===== INFORMATION PROVIDED

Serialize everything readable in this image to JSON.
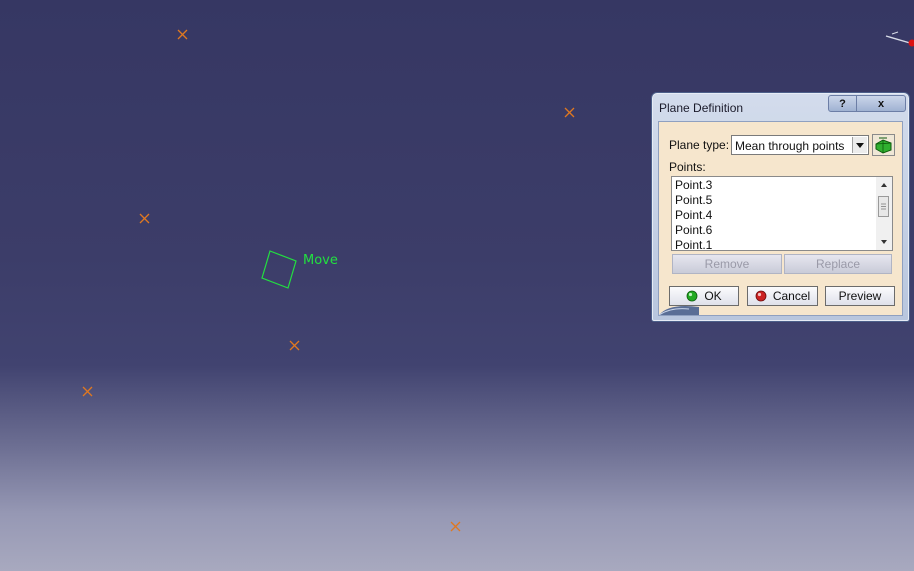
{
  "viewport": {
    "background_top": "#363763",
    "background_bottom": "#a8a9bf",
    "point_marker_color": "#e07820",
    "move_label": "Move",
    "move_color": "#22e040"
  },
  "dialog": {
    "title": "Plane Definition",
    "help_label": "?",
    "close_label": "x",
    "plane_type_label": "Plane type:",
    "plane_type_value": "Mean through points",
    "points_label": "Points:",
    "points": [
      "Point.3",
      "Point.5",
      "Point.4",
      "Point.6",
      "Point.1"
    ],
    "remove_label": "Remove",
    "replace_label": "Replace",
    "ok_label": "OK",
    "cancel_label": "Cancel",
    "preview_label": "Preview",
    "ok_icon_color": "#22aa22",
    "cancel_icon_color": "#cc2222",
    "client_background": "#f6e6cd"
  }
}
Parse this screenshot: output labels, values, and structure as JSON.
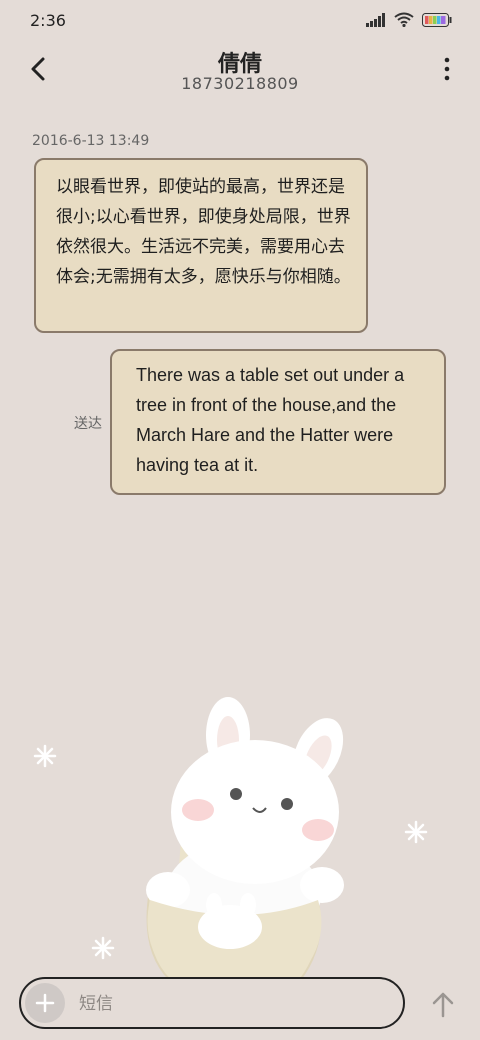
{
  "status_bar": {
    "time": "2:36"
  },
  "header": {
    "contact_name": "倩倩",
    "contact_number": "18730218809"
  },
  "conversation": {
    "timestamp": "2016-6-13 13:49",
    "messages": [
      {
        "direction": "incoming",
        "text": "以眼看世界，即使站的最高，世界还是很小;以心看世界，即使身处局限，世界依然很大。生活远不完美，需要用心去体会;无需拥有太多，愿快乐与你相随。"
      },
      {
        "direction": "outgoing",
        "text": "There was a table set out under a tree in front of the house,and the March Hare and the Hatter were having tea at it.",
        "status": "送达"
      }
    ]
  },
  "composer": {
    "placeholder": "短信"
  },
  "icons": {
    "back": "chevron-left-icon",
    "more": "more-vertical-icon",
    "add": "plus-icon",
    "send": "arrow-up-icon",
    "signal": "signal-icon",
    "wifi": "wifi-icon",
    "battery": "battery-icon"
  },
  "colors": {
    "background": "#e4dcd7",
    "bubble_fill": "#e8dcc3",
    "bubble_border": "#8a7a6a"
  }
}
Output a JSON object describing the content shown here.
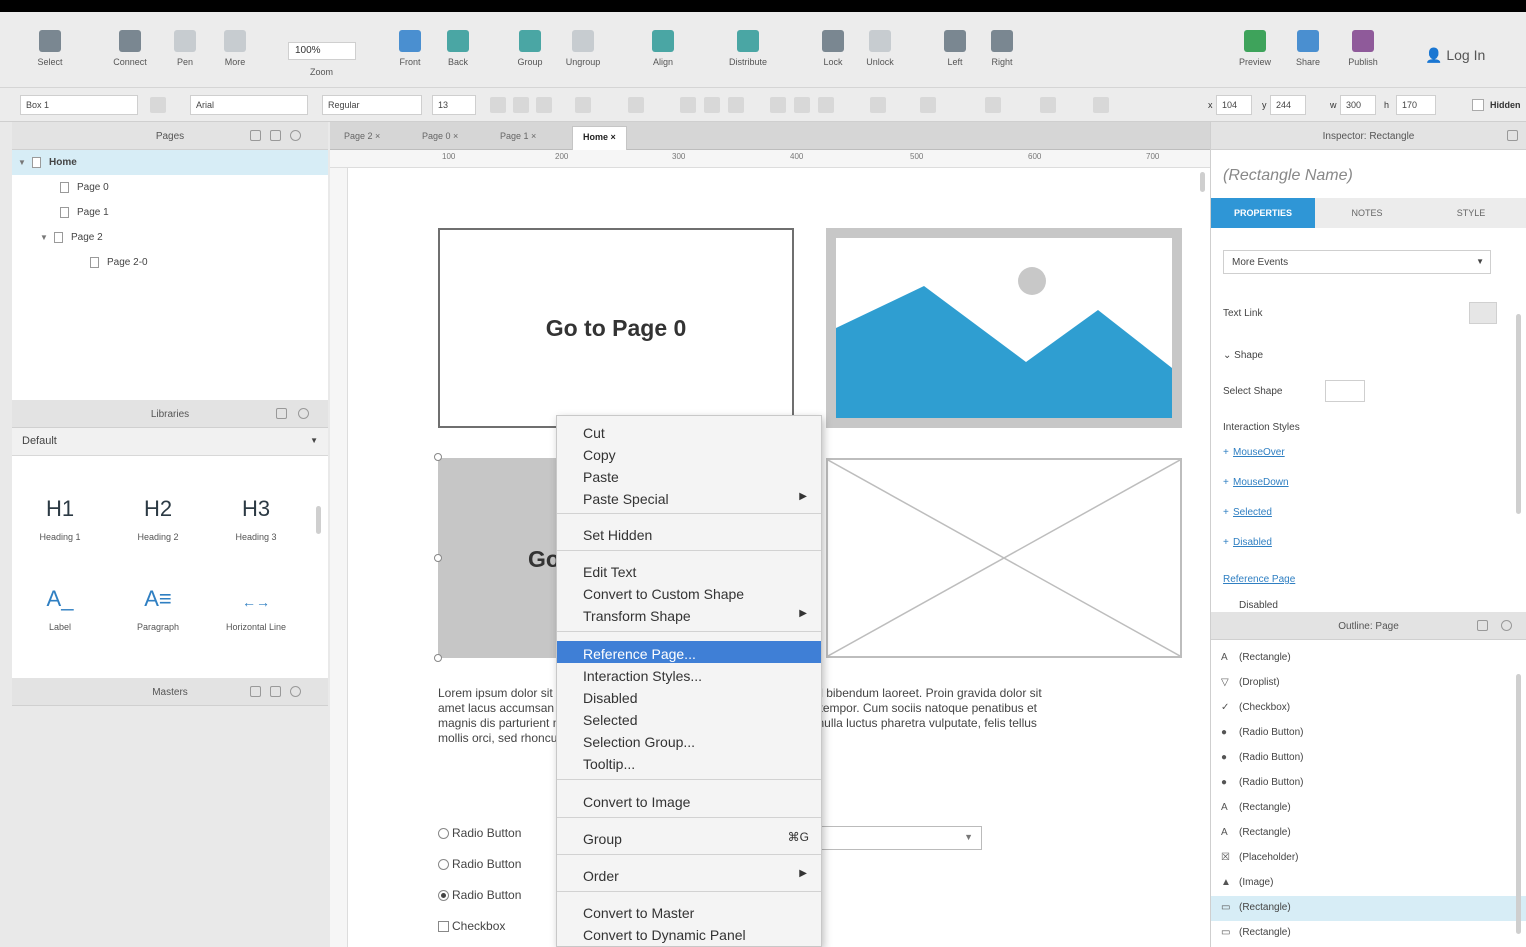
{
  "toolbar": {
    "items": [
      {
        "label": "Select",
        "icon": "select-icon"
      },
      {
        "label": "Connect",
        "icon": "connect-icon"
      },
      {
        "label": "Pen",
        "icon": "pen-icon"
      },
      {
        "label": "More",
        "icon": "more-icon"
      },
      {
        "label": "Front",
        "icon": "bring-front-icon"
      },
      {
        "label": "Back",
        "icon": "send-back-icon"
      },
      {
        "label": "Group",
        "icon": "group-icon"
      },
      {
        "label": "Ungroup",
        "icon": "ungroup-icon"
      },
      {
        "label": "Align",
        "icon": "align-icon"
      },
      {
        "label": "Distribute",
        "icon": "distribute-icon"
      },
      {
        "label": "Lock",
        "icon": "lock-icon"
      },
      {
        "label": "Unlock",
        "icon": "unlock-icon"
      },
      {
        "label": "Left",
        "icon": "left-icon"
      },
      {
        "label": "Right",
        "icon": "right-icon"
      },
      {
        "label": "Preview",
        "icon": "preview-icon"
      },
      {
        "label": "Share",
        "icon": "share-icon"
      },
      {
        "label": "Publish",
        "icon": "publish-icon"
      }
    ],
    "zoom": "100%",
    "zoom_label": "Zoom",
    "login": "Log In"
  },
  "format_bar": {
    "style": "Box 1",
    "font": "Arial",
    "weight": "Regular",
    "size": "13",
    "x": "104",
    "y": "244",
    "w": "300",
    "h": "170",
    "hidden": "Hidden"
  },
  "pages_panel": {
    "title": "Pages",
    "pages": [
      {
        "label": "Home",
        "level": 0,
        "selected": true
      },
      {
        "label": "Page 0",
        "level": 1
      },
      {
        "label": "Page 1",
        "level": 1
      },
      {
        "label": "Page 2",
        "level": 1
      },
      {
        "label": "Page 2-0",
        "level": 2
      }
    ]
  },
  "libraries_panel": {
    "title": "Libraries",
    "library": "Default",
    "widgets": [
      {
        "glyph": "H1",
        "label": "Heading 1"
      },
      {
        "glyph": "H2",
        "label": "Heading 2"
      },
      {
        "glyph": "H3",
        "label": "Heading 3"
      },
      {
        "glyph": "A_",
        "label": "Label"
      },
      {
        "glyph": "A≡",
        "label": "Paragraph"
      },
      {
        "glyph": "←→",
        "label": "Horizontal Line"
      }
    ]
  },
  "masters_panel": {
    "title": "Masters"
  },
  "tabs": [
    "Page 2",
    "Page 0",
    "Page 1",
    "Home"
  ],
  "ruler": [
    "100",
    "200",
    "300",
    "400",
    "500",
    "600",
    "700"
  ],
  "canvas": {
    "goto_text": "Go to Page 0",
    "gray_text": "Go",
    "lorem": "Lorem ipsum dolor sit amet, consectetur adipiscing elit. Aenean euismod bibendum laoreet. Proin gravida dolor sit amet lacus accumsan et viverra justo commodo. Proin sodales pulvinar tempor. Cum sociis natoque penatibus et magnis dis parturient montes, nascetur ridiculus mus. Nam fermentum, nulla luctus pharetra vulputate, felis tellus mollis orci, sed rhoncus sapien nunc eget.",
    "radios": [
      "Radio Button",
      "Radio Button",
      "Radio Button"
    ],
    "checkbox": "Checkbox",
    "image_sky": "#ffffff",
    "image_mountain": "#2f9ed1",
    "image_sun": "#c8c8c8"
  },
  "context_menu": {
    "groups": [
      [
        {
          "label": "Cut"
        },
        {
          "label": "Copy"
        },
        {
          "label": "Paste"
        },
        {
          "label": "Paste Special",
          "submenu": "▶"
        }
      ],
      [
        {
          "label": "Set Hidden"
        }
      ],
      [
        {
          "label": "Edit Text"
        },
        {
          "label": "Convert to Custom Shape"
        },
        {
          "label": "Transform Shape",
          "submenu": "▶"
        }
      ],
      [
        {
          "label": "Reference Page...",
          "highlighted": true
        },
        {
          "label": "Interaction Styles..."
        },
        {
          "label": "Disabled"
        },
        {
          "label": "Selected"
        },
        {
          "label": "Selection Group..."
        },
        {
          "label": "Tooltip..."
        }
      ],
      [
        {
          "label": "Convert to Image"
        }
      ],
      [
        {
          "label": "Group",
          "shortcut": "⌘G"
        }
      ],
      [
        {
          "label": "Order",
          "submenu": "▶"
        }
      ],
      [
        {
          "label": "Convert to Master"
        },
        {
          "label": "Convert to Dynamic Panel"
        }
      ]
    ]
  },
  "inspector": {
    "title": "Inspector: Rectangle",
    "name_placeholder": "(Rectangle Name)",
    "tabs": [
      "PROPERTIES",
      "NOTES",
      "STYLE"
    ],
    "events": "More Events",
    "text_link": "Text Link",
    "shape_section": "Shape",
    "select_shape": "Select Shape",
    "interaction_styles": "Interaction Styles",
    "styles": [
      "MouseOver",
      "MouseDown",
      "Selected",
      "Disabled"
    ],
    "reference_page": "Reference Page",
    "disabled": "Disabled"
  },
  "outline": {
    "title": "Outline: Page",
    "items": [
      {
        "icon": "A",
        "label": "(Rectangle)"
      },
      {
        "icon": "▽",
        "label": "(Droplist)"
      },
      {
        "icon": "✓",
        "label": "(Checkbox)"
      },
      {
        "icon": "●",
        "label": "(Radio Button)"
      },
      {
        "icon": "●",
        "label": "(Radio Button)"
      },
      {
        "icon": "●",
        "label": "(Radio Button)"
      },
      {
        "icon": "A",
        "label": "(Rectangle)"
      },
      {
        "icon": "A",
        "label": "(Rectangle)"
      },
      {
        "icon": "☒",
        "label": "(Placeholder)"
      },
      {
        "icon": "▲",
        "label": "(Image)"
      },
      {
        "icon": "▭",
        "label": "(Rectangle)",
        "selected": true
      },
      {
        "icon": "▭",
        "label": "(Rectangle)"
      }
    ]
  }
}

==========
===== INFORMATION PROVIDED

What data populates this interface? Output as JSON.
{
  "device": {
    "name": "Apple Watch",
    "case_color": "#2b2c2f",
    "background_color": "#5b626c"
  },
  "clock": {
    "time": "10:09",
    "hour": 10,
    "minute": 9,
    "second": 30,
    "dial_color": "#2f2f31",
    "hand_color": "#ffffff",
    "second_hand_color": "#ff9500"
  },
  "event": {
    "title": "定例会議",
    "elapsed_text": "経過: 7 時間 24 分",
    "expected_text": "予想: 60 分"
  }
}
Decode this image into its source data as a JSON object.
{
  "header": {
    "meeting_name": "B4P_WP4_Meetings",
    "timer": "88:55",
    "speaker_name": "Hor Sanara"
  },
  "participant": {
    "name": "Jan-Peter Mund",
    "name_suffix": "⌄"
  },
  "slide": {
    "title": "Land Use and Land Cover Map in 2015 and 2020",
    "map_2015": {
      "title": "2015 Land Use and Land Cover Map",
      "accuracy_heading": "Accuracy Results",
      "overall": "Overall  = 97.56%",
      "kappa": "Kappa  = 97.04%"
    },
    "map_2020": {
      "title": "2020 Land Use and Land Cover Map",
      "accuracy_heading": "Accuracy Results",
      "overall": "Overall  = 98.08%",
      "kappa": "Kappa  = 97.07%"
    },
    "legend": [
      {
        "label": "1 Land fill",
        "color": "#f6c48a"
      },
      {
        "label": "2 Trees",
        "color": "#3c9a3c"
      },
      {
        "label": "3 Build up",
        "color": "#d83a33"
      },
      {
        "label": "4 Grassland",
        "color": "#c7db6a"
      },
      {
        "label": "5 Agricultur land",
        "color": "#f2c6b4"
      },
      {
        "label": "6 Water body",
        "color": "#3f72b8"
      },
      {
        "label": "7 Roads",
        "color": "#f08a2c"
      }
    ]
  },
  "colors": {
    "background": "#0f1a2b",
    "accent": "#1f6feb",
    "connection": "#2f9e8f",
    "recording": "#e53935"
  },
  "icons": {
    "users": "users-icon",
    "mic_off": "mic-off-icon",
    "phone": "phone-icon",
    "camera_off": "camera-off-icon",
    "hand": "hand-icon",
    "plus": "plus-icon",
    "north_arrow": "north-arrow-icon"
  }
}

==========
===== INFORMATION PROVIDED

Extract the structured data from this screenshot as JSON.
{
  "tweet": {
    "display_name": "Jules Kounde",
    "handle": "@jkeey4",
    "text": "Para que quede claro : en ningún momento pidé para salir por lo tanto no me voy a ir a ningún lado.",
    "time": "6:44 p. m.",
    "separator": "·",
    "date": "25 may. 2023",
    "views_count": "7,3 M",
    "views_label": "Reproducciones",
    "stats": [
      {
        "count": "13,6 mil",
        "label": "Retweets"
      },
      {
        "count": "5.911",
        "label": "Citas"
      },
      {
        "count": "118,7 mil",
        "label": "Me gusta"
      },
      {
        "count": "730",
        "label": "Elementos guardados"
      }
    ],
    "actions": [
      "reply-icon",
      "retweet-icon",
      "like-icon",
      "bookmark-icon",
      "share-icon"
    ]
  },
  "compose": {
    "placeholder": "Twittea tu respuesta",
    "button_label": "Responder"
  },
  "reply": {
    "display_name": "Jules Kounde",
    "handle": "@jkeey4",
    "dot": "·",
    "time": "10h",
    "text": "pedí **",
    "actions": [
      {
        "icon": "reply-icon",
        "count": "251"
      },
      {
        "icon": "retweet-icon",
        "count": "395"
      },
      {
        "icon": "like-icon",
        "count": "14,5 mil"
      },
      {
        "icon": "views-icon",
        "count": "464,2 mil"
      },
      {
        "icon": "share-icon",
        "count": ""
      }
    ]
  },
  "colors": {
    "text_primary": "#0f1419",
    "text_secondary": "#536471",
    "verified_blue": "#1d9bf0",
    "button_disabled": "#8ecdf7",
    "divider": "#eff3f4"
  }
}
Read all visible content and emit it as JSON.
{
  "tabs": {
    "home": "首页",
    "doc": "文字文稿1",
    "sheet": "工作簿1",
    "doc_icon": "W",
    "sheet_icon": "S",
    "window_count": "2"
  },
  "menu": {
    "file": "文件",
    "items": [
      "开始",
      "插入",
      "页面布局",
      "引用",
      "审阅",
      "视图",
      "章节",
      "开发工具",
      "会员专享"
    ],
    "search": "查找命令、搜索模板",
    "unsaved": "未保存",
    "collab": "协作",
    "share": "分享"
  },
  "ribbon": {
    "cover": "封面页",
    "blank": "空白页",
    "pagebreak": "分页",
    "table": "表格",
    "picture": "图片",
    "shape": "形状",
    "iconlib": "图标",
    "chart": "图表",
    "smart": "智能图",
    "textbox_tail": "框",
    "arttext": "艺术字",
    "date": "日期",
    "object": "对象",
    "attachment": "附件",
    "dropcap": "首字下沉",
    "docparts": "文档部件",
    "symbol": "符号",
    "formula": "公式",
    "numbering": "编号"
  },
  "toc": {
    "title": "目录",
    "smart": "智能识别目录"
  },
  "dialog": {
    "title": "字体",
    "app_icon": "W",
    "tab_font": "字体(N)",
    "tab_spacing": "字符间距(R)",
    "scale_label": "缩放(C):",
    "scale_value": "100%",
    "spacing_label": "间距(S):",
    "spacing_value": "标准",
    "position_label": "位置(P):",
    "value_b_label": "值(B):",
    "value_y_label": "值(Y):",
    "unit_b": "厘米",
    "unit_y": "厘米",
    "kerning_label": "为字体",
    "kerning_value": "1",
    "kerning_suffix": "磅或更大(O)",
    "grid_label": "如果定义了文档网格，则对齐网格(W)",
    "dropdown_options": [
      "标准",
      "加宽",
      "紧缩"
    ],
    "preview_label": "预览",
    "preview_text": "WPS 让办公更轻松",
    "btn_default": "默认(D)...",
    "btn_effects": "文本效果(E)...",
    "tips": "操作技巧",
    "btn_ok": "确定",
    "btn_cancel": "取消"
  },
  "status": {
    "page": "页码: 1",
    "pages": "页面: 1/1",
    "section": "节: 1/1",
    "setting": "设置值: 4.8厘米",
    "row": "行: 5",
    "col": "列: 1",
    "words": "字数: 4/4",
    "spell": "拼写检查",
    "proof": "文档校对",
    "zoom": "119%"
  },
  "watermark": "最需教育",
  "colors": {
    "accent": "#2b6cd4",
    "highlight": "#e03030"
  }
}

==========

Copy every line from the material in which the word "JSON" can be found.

RESPONSE FOR THIS EXERCISE:
Serialize everything readable in this image to JSON.
Parse this screenshot: output labels, values, and structure as JSON.
Output a JSON object describing the content shown here.
What data populates this interface? Output as JSON.
Decode this image into its source data as a JSON object.
Extract the structured data from this screenshot as JSON.
Read all visible content and emit it as JSON.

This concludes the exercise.